Paris: The RATP (Régie Autonome des Transports Parisiens) controls the underground (métro), rail (RER) and bus services in and around Paris. The public transport network is split into several different fare zones and a single ticket will allow travel on any of the systems within that zone (although interchange is only permitted on the métro and RER, and not on buses). Other useful transport links provided by the RATP include: Orlybus and Roissybus (special buses operating to Orly airport and Roissy Charles de Gaulle airport), Orlyval (rail service linking RER stations of Antony and Orly airport) and Montmartre funicular (special railway connecting the foot of Montmartre to the top, near the Sacré-Coeur church).
Métro: This was built during the Paris Exhibition in 1900. Its dense network of 14 lines in the central area makes the métro the ideal way to get about in Paris. Trains run from approximately 0530-0115.
Rail: RER (fast suburban services) operate five main lines connecting most areas of the capital. There is also an extensive network of conventional suburban services run by French Railways (SNCF), with fare structure and ticketing integrated with the other modes of public transport.
Bus: A comprehensive network operates within the city. Services include PC buses that run around the outskirts of Paris; Noctambus services which run through the night; Balabus services which run between La Défense and the Gare du Lyon, navigating around La Seine and major tourist attractions; Monmatrobus services that run from Pigalle to Mairie du XVIII Jules Joffrin via Montmartre; sightseeing tourist buses, l’Opentour and Paris Trip.
Special tickets: Disneyland Passeport offers a combined ticket price of RER travel and entrance fee to the theme park at a reduced rate. Paris Visite Pass offers superb value for money with a choice of unlimited travel on the entire RATP network (métro, RER, bus etc) for a period of one to five days. A variety of discounts are available wih the pass such as reduced prices at certain museums, cinemas, restaurants and shops. Paris transport tickets can be bought in the UK from Allo France . All other tickets can be purchased from the RATP Tourist Office at 54 quai de la Rapée, 75599 Paris or from 50 of the métro stations, all mainline railway stations and certain banks.

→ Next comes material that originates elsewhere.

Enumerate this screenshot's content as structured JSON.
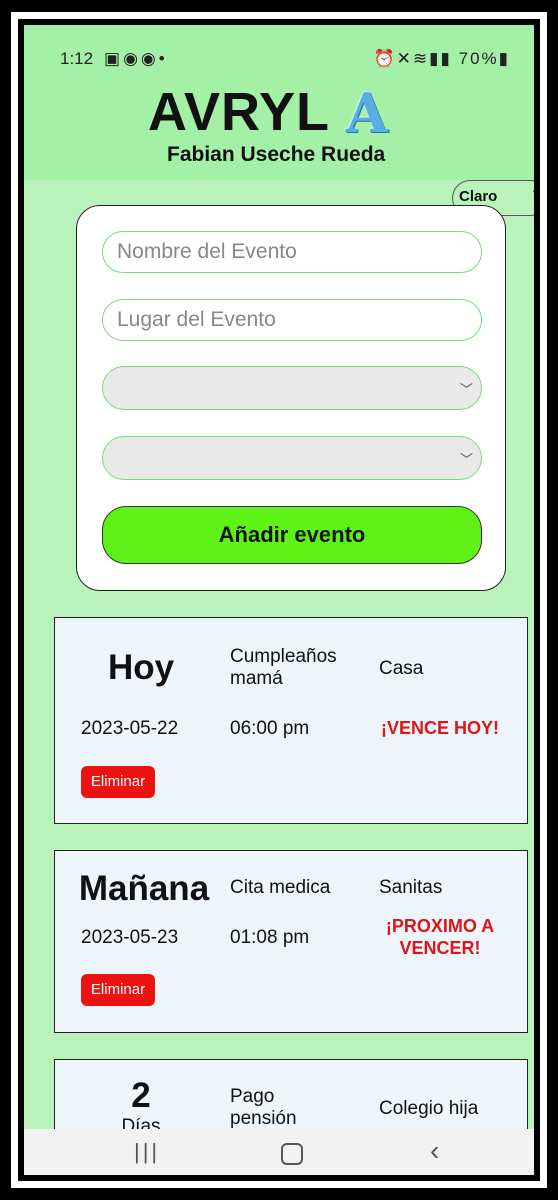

Children under four years of age travel free on buses and underground, while children between four and 11 years travel half price. Taxi: Day and night rates are shown inside each cab. There are extra charges on journeys to and from racecourses, stations and airports and for luggage. Private car: Parking is now prohibited in many areas of the center. Otherwise there are parking meters or parking time is restricted (zone bleue). Car parks charging a fee are plentiful all over Paris and on the outskirts.
France, the largest country in Europe, is bordered to the north by the English Channel (La Manche), the northeast by Belgium and Luxembourg, the east by Germany, Switzerland and Italy, the south by the Mediterranean (with Monaco as a coastal enclave between Nice and the Italian frontier), the southwest by Spain and Andorra, and the west by the Atlantic Ocean. The island of Corsica, southeast of Nice, is made up of two départements. The country offers a spectacular variety of scenery, from the mountain ranges of the Alps and Pyrénées to the attractive river valleys of the Loire, Rhône and Dordogne and the flatter countryside in Normandy and on the Atlantic coast. The country has some 2900km (1800 miles) of coastline.